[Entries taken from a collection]

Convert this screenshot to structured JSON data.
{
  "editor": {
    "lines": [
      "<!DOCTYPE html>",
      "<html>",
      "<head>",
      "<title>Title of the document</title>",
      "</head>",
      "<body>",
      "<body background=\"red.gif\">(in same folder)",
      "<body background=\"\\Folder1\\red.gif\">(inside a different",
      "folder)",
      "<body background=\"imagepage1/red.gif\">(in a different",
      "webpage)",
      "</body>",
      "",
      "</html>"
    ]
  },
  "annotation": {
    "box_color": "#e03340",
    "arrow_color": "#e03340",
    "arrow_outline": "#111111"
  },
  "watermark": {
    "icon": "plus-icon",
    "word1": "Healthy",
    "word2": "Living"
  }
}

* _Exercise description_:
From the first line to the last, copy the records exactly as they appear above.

* _Result_:
Convert this screenshot to structured JSON data.
{
  "editor": {
    "lines": [
      "<!DOCTYPE html>",
      "<html>",
      "<head>",
      "<title>Title of the document</title>",
      "</head>",
      "<body>",
      "<body background=\"red.gif\">(in same folder)",
      "<body background=\"\\Folder1\\red.gif\">(inside a different",
      "folder)",
      "<body background=\"imagepage1/red.gif\">(in a different",
      "webpage)",
      "</body>",
      "",
      "</html>"
    ]
  },
  "annotation": {
    "box_color": "#e03340",
    "arrow_color": "#e03340",
    "arrow_outline": "#111111"
  },
  "watermark": {
    "icon": "plus-icon",
    "word1": "Healthy",
    "word2": "Living"
  }
}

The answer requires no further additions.